» Input:
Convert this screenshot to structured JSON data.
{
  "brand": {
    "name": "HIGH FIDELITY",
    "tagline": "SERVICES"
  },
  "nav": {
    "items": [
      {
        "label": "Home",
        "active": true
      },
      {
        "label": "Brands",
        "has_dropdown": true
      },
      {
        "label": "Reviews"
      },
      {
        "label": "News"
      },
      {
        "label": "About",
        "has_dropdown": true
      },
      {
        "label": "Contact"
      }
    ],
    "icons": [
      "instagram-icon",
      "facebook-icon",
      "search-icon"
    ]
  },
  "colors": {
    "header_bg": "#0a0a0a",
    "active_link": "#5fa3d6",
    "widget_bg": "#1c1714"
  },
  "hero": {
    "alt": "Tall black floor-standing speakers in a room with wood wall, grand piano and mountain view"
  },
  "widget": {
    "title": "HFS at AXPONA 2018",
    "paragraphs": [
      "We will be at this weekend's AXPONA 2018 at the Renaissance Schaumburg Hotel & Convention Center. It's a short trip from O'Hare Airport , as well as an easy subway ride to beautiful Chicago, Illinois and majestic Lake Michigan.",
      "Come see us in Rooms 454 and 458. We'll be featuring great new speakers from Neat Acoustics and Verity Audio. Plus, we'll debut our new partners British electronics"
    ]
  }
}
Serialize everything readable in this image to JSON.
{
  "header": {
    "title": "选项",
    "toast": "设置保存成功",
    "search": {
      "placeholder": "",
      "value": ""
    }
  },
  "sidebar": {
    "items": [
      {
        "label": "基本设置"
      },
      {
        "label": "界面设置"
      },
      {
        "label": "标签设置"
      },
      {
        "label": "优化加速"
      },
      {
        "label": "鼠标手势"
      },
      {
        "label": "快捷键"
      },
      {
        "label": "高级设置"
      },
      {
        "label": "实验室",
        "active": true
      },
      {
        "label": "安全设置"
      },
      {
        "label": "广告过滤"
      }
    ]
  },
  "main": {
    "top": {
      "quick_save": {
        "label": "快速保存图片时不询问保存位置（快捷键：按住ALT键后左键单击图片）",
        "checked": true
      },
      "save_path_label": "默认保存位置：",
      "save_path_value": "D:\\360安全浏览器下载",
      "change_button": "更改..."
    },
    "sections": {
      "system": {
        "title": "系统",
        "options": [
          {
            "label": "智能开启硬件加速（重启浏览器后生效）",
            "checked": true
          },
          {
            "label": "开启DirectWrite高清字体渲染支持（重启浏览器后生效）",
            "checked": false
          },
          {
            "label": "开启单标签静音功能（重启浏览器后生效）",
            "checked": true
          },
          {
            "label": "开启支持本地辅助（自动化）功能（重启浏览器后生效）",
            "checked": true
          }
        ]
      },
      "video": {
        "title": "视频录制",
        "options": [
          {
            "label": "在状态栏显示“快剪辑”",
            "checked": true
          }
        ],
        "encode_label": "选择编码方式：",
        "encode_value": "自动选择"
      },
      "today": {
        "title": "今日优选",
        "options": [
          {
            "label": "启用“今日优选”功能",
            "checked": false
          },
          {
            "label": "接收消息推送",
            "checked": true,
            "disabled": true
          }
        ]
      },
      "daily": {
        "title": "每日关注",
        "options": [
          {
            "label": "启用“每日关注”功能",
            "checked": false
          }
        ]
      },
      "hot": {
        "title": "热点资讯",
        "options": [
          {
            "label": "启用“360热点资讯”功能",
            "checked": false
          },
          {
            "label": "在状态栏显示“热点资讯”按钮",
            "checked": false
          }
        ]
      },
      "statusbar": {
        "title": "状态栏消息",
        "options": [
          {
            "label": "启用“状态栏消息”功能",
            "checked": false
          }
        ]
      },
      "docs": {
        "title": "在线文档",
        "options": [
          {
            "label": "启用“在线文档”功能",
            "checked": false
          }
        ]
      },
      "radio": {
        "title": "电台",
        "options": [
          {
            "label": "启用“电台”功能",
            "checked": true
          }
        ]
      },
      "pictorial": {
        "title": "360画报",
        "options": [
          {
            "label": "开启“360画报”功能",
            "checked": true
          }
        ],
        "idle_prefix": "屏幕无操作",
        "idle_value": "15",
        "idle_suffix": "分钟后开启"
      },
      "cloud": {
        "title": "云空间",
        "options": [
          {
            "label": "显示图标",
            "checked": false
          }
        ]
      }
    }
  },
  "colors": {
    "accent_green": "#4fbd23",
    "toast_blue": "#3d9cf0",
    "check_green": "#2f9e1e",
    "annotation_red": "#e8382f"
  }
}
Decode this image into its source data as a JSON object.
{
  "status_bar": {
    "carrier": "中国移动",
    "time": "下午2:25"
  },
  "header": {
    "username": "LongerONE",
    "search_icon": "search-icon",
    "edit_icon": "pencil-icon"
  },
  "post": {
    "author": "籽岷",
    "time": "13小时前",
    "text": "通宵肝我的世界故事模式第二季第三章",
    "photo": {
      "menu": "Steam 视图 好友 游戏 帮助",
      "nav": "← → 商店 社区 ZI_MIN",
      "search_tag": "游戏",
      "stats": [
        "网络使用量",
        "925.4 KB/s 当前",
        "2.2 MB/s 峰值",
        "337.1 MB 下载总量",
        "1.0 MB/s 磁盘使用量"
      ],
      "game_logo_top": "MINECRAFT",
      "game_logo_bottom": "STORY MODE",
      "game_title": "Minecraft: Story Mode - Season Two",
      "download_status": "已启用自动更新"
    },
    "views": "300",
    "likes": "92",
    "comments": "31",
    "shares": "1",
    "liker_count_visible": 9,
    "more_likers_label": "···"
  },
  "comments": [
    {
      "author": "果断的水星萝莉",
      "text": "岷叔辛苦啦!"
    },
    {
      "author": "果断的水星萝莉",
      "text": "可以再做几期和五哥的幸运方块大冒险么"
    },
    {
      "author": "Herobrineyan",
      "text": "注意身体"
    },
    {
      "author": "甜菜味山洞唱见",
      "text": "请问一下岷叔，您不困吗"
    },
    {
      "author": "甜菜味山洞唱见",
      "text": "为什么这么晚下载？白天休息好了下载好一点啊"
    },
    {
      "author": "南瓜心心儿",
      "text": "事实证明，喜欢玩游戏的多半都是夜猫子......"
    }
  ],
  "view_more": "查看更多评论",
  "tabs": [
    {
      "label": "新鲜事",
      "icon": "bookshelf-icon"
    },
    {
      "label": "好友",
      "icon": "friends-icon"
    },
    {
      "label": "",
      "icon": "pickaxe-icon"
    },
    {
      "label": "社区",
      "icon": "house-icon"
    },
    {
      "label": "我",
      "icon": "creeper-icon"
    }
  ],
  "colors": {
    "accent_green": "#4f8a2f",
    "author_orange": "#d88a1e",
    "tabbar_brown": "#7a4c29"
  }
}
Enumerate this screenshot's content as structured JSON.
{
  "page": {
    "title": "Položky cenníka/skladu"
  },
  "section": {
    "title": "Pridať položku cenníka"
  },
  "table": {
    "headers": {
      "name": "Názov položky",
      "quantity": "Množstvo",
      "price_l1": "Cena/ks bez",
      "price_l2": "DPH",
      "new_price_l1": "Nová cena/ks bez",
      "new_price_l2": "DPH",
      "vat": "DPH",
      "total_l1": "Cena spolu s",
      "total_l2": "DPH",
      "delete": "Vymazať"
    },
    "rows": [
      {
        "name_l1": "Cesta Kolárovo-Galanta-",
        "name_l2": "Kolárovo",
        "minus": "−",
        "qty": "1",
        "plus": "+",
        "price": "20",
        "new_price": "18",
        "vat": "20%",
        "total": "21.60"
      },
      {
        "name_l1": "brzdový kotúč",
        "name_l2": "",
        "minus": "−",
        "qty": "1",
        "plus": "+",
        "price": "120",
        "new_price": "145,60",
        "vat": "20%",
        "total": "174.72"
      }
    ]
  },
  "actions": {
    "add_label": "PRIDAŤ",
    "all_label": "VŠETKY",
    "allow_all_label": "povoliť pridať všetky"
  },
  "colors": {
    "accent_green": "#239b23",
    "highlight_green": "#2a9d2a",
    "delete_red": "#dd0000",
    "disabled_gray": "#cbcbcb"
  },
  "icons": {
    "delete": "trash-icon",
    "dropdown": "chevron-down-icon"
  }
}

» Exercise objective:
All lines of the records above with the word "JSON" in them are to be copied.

» Answer to this task:
Convert this screenshot to structured JSON data.
Serialize everything readable in this image to JSON.
Decode this image into its source data as a JSON object.
Enumerate this screenshot's content as structured JSON.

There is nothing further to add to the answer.